As they remained in the visual testosterone-pissing contest, Tabi shifted into Trig’s peripheral line of sight. Her agitation was evident because of her increased rate of breathing and the way she worked her fists open and closed, something she’d always done when she was highly stressed.
“Bucky,” Trig nodded. Time for you to leave. Now.
“Trig,” Bucky returned, with no intention of leaving. Immediately after he’d spoken, however, there was the slightest hint of a raised brow over his eye, a flash behind his irises. The dawn of comprehension. Something had happened in Bucky’s head. Something had clicked deep inside his pompous brain. Then the look was gone. He straightened up and turned back toward Tabi.

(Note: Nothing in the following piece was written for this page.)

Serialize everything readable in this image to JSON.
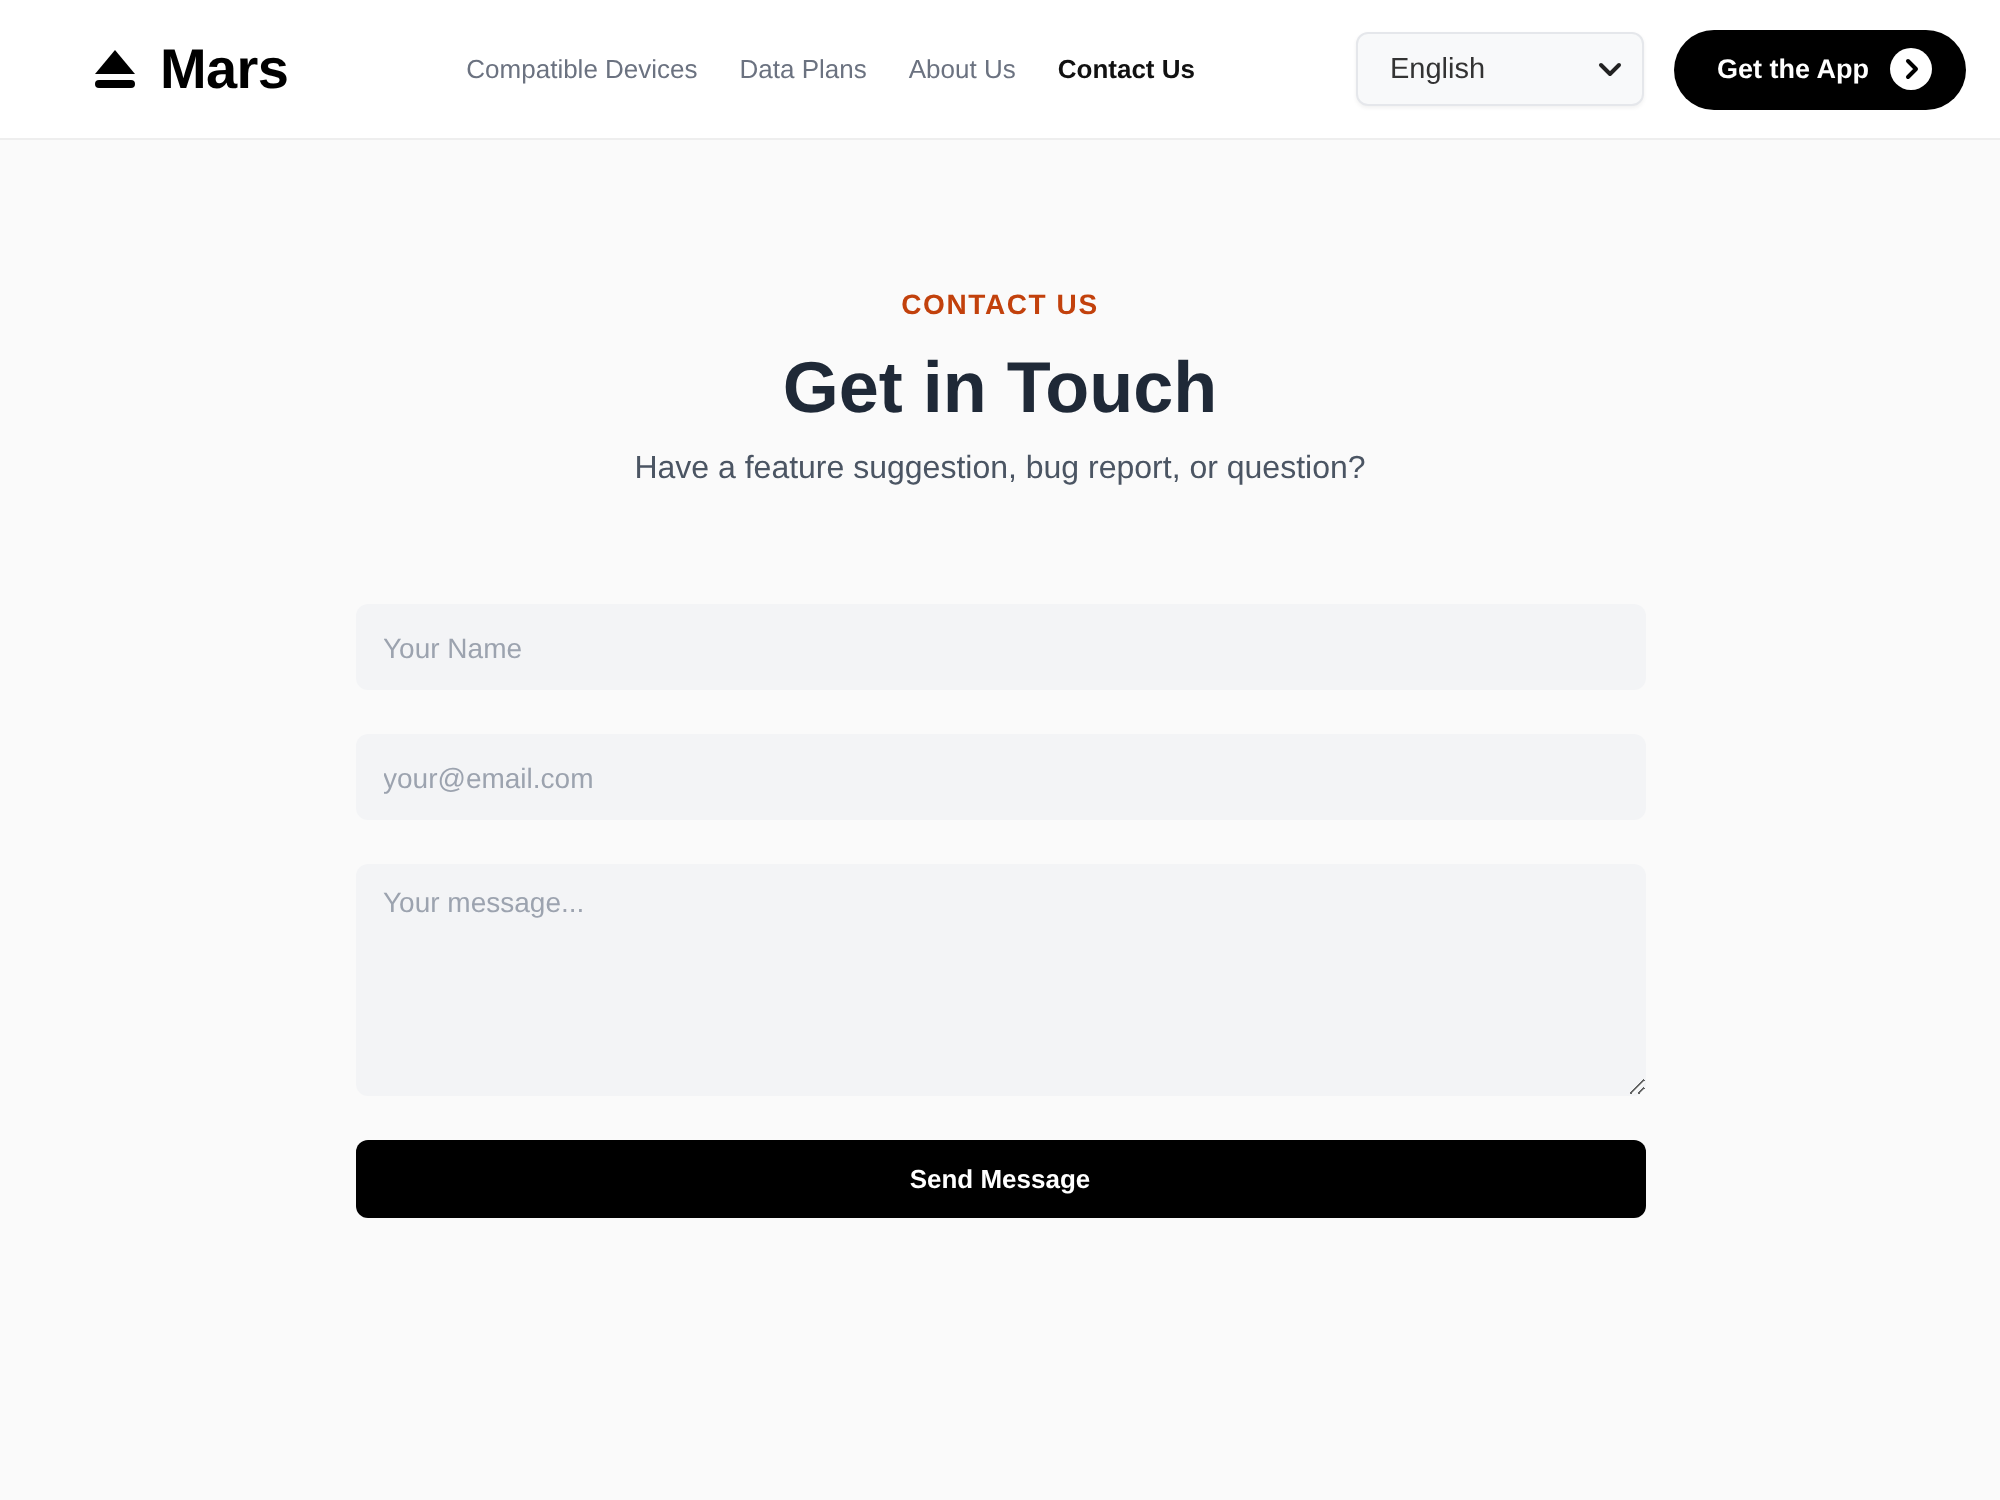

“I don’t want to upset you, Morna. You’ve been through enough. I’ll check on you again later.” He turned toward Trig and nodded with the faintest hint of a smirk and a sneer. “Trig.” The way he said Trig’s name was loaded with meaning, but Trig had no clue what it meant other than an uneasy feeling—which, he knew, might have been an intended psychological effect and the only point of the strange inflection.